And the problem is likely as bad — or worse — in northwestern Ontario, said Dr. Mark Henderson, executive vice-president, Chronic Disease Prevention and Management at the hospital.

"We have a, generally speaking, sicker population than the rest of Ontario for sure," he said.

"And so we have more older people on multiple medications."

Henderson said he advises seniors to bring their medications to all medical appointments, including walk-in clinics and emergency department visits, so health care professionals can keep track of drugs they are taking.

"The patient or a caregiver should try and keep as up-to-date a list as possible and bring the list if you can't bring the pills, whenever you see a health care person."

He noted experienced health-care professionals have long known that seniors are more likely to have adverse drug reactions than the rest of the population, but this study puts a number on it.

'Start low ... go slow'

Part of the reason for the trend is that most medications are processed through the liver and kidneys, and the organs’ function is more likely to be compromised as people age.

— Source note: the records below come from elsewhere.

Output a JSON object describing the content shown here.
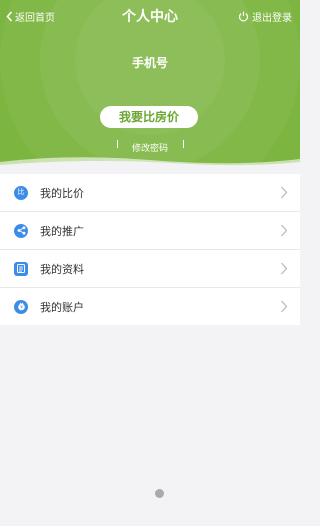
{
  "header": {
    "back_label": "返回首页",
    "title": "个人中心",
    "logout_label": "退出登录",
    "phone_label": "手机号",
    "compare_button": "我要比房价",
    "change_password": "修改密码"
  },
  "menu": {
    "items": [
      {
        "label": "我的比价",
        "icon": "compare-icon",
        "icon_text": "比"
      },
      {
        "label": "我的推广",
        "icon": "share-icon"
      },
      {
        "label": "我的资料",
        "icon": "profile-doc-icon"
      },
      {
        "label": "我的账户",
        "icon": "account-icon"
      }
    ]
  },
  "colors": {
    "header_bg": "#7cb53f",
    "accent_green": "#6aa631",
    "icon_blue": "#3d8de8",
    "page_bg": "#f3f3f5"
  }
}
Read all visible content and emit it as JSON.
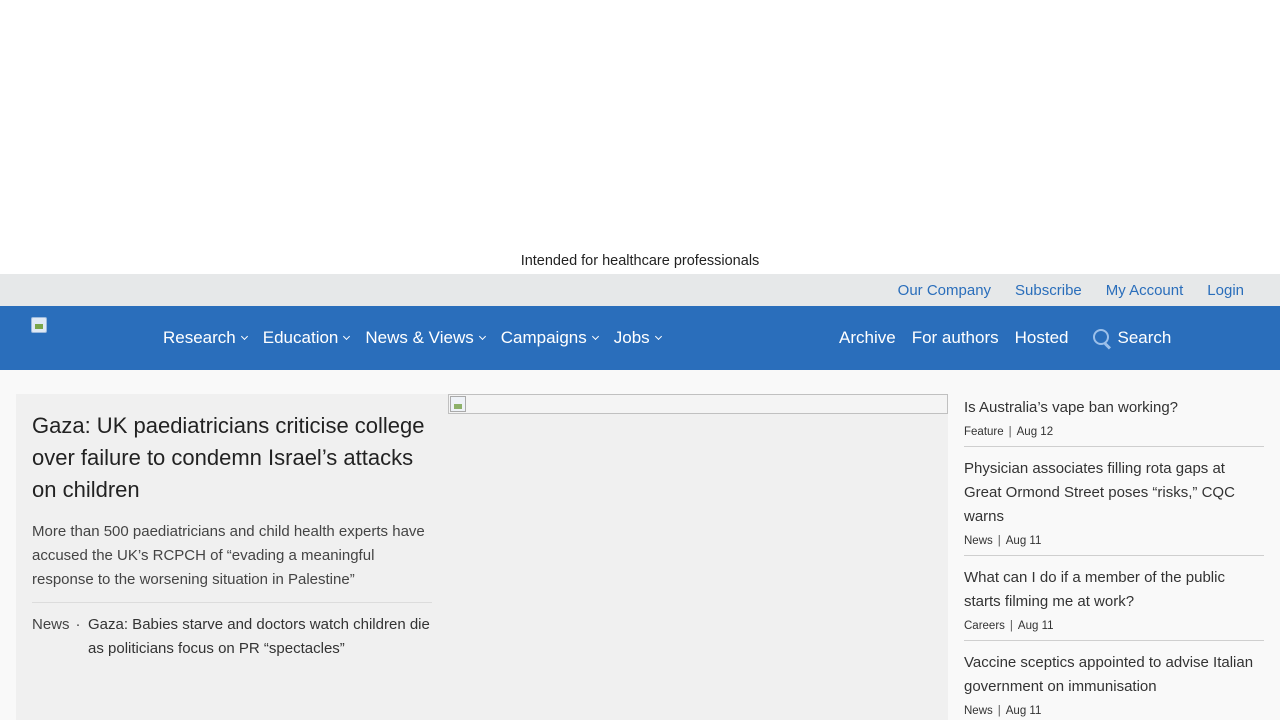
{
  "banner": {
    "intended_text": "Intended for healthcare professionals"
  },
  "utility_links": [
    "Our Company",
    "Subscribe",
    "My Account",
    "Login"
  ],
  "colors": {
    "brand_blue": "#2a6ebb",
    "utility_bar": "#e6e8e9",
    "link_blue": "#2a6ebb"
  },
  "nav": {
    "menu": [
      {
        "label": "Research",
        "icon": "chevron-down-icon"
      },
      {
        "label": "Education",
        "icon": "chevron-down-icon"
      },
      {
        "label": "News & Views",
        "icon": "chevron-down-icon"
      },
      {
        "label": "Campaigns",
        "icon": "chevron-down-icon"
      },
      {
        "label": "Jobs",
        "icon": "chevron-down-icon"
      }
    ],
    "links": [
      "Archive",
      "For authors",
      "Hosted"
    ],
    "search_label": "Search",
    "search_icon": "search-icon"
  },
  "lead": {
    "title": "Gaza: UK paediatricians criticise college over failure to condemn Israel’s attacks on children",
    "standfirst": "More than 500 paediatricians and child health experts have accused the UK’s RCPCH of “evading a meaningful response to the worsening situation in Palestine”",
    "related": {
      "type": "News",
      "separator": "·",
      "title": "Gaza: Babies starve and doctors watch children die as politicians focus on PR “spectacles”"
    }
  },
  "sidebar": {
    "items": [
      {
        "title": "Is Australia’s vape ban working?",
        "type": "Feature",
        "date": "Aug 12"
      },
      {
        "title": "Physician associates filling rota gaps at Great Ormond Street poses “risks,” CQC warns",
        "type": "News",
        "date": "Aug 11"
      },
      {
        "title": "What can I do if a member of the public starts filming me at work?",
        "type": "Careers",
        "date": "Aug 11"
      },
      {
        "title": "Vaccine sceptics appointed to advise Italian government on immunisation",
        "type": "News",
        "date": "Aug 11"
      }
    ],
    "meta_separator": "|"
  }
}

The CIHI study says one in 200 seniors (age 65 and older) was hospitalized because of an adverse drug reaction in 2010-2011, compared to one in 1,000 of all other Canadians.

That translates into about 27,000 seniors.

The study also noted that blood thinners, often used to prevent heart attack and stroke, were the drug class most commonly associated with adverse drug reaction hospitalizations. Next were chemotherapy drugs, followed by opioid painkillers.

"There was an adage that I was told as a medical student ... when you're prescribing for older people, you start low and you go slow," Henderson said.

"So by that I mean you would use a dose that a normal average healthy person could take, you might use a quarter of that as a starting dose in an older patient.  And instead of increasing the dose every few days, you might wait several weeks before you go to the next dose level up."